    Like

    • While there is some internal parts, Williams isn’t really heavy with characters thinking internally, so I can see it totally being made into a movie. Some books have a lot of internal narration and then get made into a movie, and it’s like all the good stuff was killed.

      Liked by 1 person

  6. As a former precocious kid, I do enjoy and even adore precocious characters. I connect to their plight in very emotional ways. This story does sound wonderful. I’ll have to mark it on my TBR. I’m not big into romance but I do like some especially ones that go down a unique path. Wonderful review!

    Like

    • It’s so hard to say this book is about love but not a romance, not in the way we mean when we talk about the genre.

      The little girl was so funny because even her full name suggests she was set up to become someone amazing, and she takes that seriously. I was also interested to see what a woke kid looks like these days. I don’t have any children myself.

      Liked by 1 person

  7. Well I’m disappointed in myself that I haven’t heard of this book yet, it sounds amazing! I haven’t heard of this ‘black literati’ term, although spending time on twitter now, I can see exactly what it’s referring to. I think we need more sexy fantasy series, especially by more black writers because we just do! Love this love this love this.

    Like

    • The funny thing is the main character doesn’t even want to keep writing her fantasy series because she wants to research her family history in Louisiana. However, she needs that series money to pay for her daughter’s tuition. I think you’d really like this one, Anne, especially as someone who worked in publishing.

      Liked by 1 person

  8. This sounds good!
    In regards to romance: I say I don’t read romance but I will read love stories. I consider romances where there’s a trope (enemies to lovers, fake relationships).

    Like

Insert 2 Cents Here:

Fill in your details below or click an icon to log in:

WordPress.com Logo

You are commenting using your WordPress.com account. Log Out /  Change )
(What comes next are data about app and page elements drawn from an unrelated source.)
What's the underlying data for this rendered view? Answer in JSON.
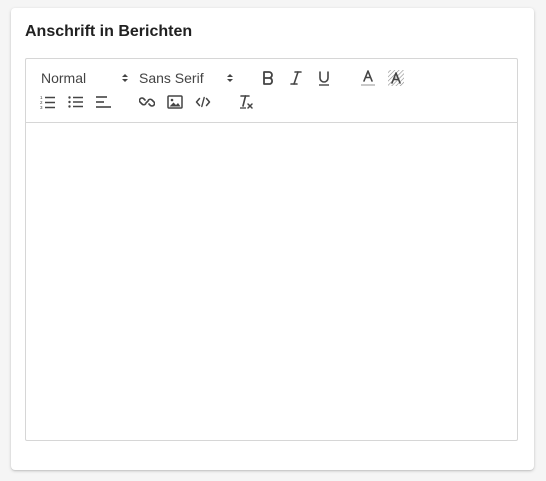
{
  "section": {
    "title": "Anschrift in Berichten"
  },
  "toolbar": {
    "header_picker": {
      "selected": "Normal",
      "icon": "chevron-updown-icon"
    },
    "font_picker": {
      "selected": "Sans Serif",
      "icon": "chevron-updown-icon"
    },
    "buttons": [
      {
        "name": "bold",
        "icon": "bold-icon"
      },
      {
        "name": "italic",
        "icon": "italic-icon"
      },
      {
        "name": "underline",
        "icon": "underline-icon"
      },
      {
        "name": "text-color",
        "icon": "text-color-icon"
      },
      {
        "name": "background-color",
        "icon": "background-color-icon"
      },
      {
        "name": "ordered-list",
        "icon": "ordered-list-icon"
      },
      {
        "name": "bullet-list",
        "icon": "bullet-list-icon"
      },
      {
        "name": "align",
        "icon": "align-left-icon"
      },
      {
        "name": "link",
        "icon": "link-icon"
      },
      {
        "name": "image",
        "icon": "image-icon"
      },
      {
        "name": "code-block",
        "icon": "code-icon"
      },
      {
        "name": "clear-formatting",
        "icon": "clear-format-icon"
      }
    ]
  },
  "editor": {
    "content": ""
  },
  "colors": {
    "icon_stroke": "#444444",
    "border": "#d6d6d6",
    "title_text": "#212121"
  }
}
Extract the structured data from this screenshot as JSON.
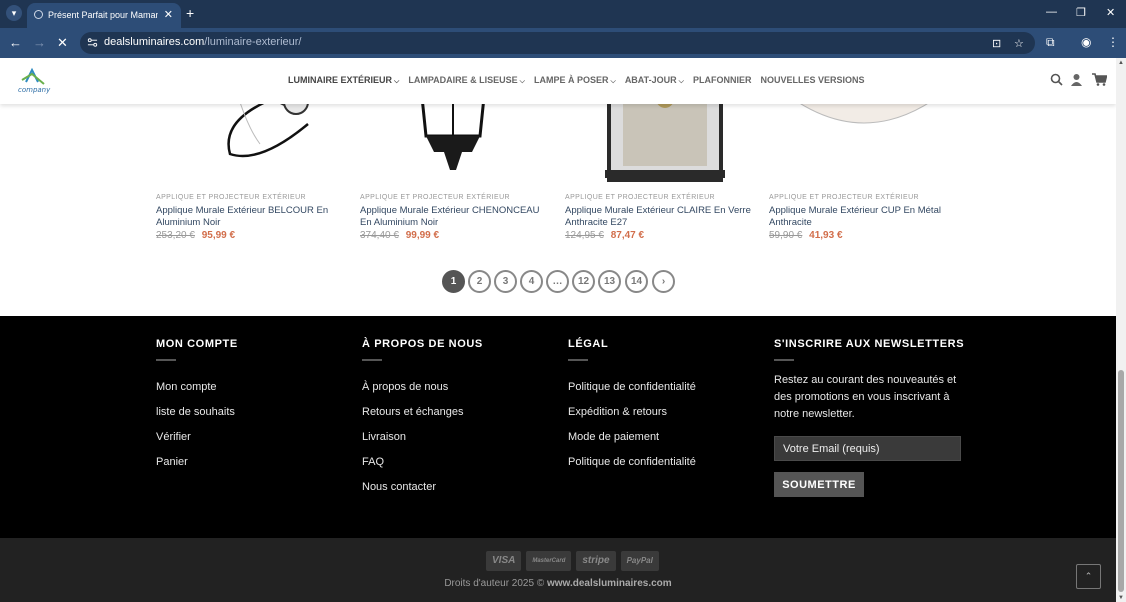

Google photo

You are commenting using your Google account. Log Out /  Change )

Twitter picture

You are commenting using your Twitter account. Log Out /  Change )

Facebook photo

You are commenting using your Facebook account. Log Out /  Change )

Connecting to %s